Notwithstanding that post the next election these folks will likely be unemployed,  there is in their behaviour, a cautionary note for us all. The GFC has painfully brought home the lesson that when people are entrusted with our money or granted authority over us, we must actively take an interest in what they are doing and saying and if they seem to be acting in their own interests rather than ours, we must hold them accountable.

As the old Russian proverb goes: “Trust but verify”. To do otherwise is asking for trouble.

The message for leaders? Staying in touch with your customers and your people is critical. If you are not paying attention they may change direction and you will be left running after them, trying to figure out what went wrong…


Leaders can often find themselves in difficult positions. Circumstances may dictate a change of direction, re-evaluation of an approach or a change in a program for the benefit of the business and of course, some people will complain if it is not explained properly and some will complain regardless but this is not usually a big deal and it is mostly business as usual within a short time. Spare a thought however, for politicians. (What?  Sympathy for pollies?) Well think about it – we elect them to represent us and our wishes in a general sense, in the management of our country, state or city but life in the public arena can make you a big target.
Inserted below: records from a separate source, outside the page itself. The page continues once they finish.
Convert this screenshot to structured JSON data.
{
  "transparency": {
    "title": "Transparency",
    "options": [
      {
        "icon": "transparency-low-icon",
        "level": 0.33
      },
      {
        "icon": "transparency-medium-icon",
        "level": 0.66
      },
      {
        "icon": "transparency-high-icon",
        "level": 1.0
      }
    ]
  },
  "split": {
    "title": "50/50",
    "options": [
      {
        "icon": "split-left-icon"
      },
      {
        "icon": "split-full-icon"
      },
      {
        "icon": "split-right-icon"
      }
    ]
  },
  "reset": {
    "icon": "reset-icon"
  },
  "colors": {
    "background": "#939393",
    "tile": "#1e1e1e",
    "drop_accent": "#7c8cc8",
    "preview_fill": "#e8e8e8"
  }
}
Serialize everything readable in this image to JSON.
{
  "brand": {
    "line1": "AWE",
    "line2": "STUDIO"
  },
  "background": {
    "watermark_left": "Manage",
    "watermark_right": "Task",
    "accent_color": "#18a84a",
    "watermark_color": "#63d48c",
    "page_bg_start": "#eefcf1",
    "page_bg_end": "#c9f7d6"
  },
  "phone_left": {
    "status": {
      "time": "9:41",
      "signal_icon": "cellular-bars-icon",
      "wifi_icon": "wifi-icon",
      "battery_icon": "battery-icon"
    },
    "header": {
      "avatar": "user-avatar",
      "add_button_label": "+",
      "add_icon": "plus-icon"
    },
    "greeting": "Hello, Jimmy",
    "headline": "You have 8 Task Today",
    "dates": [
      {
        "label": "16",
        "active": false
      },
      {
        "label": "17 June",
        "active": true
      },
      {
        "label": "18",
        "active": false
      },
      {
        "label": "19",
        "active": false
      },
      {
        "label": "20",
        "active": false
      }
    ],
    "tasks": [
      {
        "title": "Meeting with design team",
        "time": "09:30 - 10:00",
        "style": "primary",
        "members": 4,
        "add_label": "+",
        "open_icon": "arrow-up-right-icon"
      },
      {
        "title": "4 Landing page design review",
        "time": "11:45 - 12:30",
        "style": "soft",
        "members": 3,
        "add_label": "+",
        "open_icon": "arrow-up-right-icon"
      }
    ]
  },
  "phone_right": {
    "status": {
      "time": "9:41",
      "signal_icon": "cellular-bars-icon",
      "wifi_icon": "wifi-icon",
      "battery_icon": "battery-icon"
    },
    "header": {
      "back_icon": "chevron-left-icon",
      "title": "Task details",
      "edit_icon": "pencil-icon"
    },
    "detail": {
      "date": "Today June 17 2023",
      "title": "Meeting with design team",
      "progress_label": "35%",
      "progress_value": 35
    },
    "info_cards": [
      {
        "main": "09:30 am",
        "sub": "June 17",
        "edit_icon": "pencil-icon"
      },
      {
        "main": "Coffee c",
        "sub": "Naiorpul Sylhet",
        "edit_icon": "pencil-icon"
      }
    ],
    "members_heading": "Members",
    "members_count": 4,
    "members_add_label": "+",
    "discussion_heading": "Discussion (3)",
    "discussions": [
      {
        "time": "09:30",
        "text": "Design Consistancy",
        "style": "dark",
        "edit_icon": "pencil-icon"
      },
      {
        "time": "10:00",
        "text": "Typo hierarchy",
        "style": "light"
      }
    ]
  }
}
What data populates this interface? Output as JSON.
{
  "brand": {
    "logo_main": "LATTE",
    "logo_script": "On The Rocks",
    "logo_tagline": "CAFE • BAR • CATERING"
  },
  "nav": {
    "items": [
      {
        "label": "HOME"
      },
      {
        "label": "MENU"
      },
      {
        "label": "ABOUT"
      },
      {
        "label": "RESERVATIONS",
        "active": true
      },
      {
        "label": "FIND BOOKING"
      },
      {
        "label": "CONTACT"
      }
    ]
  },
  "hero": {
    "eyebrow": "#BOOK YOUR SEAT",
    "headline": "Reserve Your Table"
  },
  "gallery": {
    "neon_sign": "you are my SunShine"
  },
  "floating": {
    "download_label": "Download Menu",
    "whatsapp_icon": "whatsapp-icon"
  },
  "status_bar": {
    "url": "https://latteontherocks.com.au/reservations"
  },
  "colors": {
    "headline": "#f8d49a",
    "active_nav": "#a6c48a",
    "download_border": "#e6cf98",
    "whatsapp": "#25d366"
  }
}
As I watch the US election process and to a ‘less strange’ extent ours here at home, I find myself noting that we can sometimes put our leaders in an impossible situation.

If they make a campaign promise which because of political opposition or economic circumstances cannot be fulfilled, they are a ‘promise breaker’ and not to be trusted. If they change their mind following a vigorous debate or public opposition they are a ‘flip flopper’ and not to be trusted. If they press on to execute a decision that has now become unpopular they are arrogant or indifferent to the public’s wishes and not to be trusted. If they should have a lapse of character or judgement they are not worthy of public office but that begs the question: Can you hold public officials to a higher standard and if so, what is that standard? Surely as our representatives they represent us in more ways that numbers. They are also representative of our beliefs, feelings on matters, likes and dislikes and national character and – as they are human – our flaws… That is, they are likely to fall in the normal range of behaviours that can be expected from the public at large but when they do we want them strung up and at the same time their story splashed all over the media and repeated for as long as they are in office

I believe that we are often too harsh in our assessment of our elected representatives. If we are continually critical when unpopular but essentially correct decisions are made, we risk driving them into a position where they make only politically acceptable decisions and we end up getting nothing done and the country suffers. (See the recent US challenge with attempting to reduce their deficit.)  Sometimes painful and unpopular choices have to be made for the long-term good and leaders have to stick to their guns despite the opposition and the damage it may do to their re-election chances – but isn’t that why we elect them?